Retype each entry exactly.
******************************
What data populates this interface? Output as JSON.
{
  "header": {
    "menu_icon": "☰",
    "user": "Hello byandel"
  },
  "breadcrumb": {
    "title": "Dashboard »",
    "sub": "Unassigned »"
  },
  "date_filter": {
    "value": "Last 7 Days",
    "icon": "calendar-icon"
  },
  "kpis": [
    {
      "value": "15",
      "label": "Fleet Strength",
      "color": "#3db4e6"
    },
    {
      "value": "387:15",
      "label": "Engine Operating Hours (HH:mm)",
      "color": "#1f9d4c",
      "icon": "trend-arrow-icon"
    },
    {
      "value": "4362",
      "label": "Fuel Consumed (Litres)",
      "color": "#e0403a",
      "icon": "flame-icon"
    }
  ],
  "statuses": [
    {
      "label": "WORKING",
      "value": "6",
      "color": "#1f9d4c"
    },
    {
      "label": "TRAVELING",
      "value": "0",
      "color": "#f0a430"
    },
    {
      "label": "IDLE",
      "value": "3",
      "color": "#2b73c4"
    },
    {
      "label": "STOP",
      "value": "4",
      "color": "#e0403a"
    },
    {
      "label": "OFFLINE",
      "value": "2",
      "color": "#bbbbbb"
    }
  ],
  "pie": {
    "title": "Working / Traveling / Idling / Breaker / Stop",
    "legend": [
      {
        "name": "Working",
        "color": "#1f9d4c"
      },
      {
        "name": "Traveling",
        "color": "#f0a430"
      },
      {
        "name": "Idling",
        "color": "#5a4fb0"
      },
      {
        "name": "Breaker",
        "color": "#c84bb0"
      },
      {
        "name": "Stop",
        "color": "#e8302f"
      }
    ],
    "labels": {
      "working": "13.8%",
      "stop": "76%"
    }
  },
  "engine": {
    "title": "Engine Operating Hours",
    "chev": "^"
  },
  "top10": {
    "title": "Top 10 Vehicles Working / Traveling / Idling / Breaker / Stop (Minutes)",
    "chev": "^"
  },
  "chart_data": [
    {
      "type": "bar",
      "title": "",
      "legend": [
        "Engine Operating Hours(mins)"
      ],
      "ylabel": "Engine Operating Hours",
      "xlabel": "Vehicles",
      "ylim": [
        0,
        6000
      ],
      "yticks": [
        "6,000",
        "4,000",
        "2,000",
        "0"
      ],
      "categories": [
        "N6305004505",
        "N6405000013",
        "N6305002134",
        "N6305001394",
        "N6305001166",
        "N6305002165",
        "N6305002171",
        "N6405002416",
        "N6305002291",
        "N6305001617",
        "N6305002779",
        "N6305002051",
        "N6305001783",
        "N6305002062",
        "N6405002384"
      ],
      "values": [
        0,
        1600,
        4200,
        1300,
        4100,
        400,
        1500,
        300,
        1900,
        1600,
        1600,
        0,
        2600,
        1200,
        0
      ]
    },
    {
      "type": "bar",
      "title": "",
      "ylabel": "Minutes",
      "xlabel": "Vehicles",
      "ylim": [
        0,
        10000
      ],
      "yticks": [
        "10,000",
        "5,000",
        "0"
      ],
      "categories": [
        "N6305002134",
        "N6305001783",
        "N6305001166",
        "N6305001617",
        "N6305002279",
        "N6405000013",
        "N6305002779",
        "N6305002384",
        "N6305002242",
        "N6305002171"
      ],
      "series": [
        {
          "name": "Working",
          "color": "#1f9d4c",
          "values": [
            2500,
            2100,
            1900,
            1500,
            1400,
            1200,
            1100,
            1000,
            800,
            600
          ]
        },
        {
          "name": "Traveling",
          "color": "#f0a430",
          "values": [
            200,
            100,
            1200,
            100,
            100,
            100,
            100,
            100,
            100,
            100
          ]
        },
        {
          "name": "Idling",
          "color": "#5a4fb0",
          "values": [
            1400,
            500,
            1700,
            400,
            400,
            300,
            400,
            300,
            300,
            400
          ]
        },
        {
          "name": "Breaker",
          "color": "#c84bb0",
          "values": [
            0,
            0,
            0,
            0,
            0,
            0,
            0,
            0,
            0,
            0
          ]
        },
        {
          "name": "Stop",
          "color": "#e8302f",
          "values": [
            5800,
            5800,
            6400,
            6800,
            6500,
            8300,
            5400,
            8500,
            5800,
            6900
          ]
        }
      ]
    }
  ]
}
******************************
[RESULT]:
What data populates this interface? Output as JSON.
{
  "header": {
    "menu_icon": "☰",
    "user": "Hello byandel"
  },
  "breadcrumb": {
    "title": "Dashboard »",
    "sub": "Unassigned »"
  },
  "date_filter": {
    "value": "Last 7 Days",
    "icon": "calendar-icon"
  },
  "kpis": [
    {
      "value": "15",
      "label": "Fleet Strength",
      "color": "#3db4e6"
    },
    {
      "value": "387:15",
      "label": "Engine Operating Hours (HH:mm)",
      "color": "#1f9d4c",
      "icon": "trend-arrow-icon"
    },
    {
      "value": "4362",
      "label": "Fuel Consumed (Litres)",
      "color": "#e0403a",
      "icon": "flame-icon"
    }
  ],
  "statuses": [
    {
      "label": "WORKING",
      "value": "6",
      "color": "#1f9d4c"
    },
    {
      "label": "TRAVELING",
      "value": "0",
      "color": "#f0a430"
    },
    {
      "label": "IDLE",
      "value": "3",
      "color": "#2b73c4"
    },
    {
      "label": "STOP",
      "value": "4",
      "color": "#e0403a"
    },
    {
      "label": "OFFLINE",
      "value": "2",
      "color": "#bbbbbb"
    }
  ],
  "pie": {
    "title": "Working / Traveling / Idling / Breaker / Stop",
    "legend": [
      {
        "name": "Working",
        "color": "#1f9d4c"
      },
      {
        "name": "Traveling",
        "color": "#f0a430"
      },
      {
        "name": "Idling",
        "color": "#5a4fb0"
      },
      {
        "name": "Breaker",
        "color": "#c84bb0"
      },
      {
        "name": "Stop",
        "color": "#e8302f"
      }
    ],
    "labels": {
      "working": "13.8%",
      "stop": "76%"
    }
  },
  "engine": {
    "title": "Engine Operating Hours",
    "chev": "^"
  },
  "top10": {
    "title": "Top 10 Vehicles Working / Traveling / Idling / Breaker / Stop (Minutes)",
    "chev": "^"
  },
  "chart_data": [
    {
      "type": "bar",
      "title": "",
      "legend": [
        "Engine Operating Hours(mins)"
      ],
      "ylabel": "Engine Operating Hours",
      "xlabel": "Vehicles",
      "ylim": [
        0,
        6000
      ],
      "yticks": [
        "6,000",
        "4,000",
        "2,000",
        "0"
      ],
      "categories": [
        "N6305004505",
        "N6405000013",
        "N6305002134",
        "N6305001394",
        "N6305001166",
        "N6305002165",
        "N6305002171",
        "N6405002416",
        "N6305002291",
        "N6305001617",
        "N6305002779",
        "N6305002051",
        "N6305001783",
        "N6305002062",
        "N6405002384"
      ],
      "values": [
        0,
        1600,
        4200,
        1300,
        4100,
        400,
        1500,
        300,
        1900,
        1600,
        1600,
        0,
        2600,
        1200,
        0
      ]
    },
    {
      "type": "bar",
      "title": "",
      "ylabel": "Minutes",
      "xlabel": "Vehicles",
      "ylim": [
        0,
        10000
      ],
      "yticks": [
        "10,000",
        "5,000",
        "0"
      ],
      "categories": [
        "N6305002134",
        "N6305001783",
        "N6305001166",
        "N6305001617",
        "N6305002279",
        "N6405000013",
        "N6305002779",
        "N6305002384",
        "N6305002242",
        "N6305002171"
      ],
      "series": [
        {
          "name": "Working",
          "color": "#1f9d4c",
          "values": [
            2500,
            2100,
            1900,
            1500,
            1400,
            1200,
            1100,
            1000,
            800,
            600
          ]
        },
        {
          "name": "Traveling",
          "color": "#f0a430",
          "values": [
            200,
            100,
            1200,
            100,
            100,
            100,
            100,
            100,
            100,
            100
          ]
        },
        {
          "name": "Idling",
          "color": "#5a4fb0",
          "values": [
            1400,
            500,
            1700,
            400,
            400,
            300,
            400,
            300,
            300,
            400
          ]
        },
        {
          "name": "Breaker",
          "color": "#c84bb0",
          "values": [
            0,
            0,
            0,
            0,
            0,
            0,
            0,
            0,
            0,
            0
          ]
        },
        {
          "name": "Stop",
          "color": "#e8302f",
          "values": [
            5800,
            5800,
            6400,
            6800,
            6500,
            8300,
            5400,
            8500,
            5800,
            6900
          ]
        }
      ]
    }
  ]
}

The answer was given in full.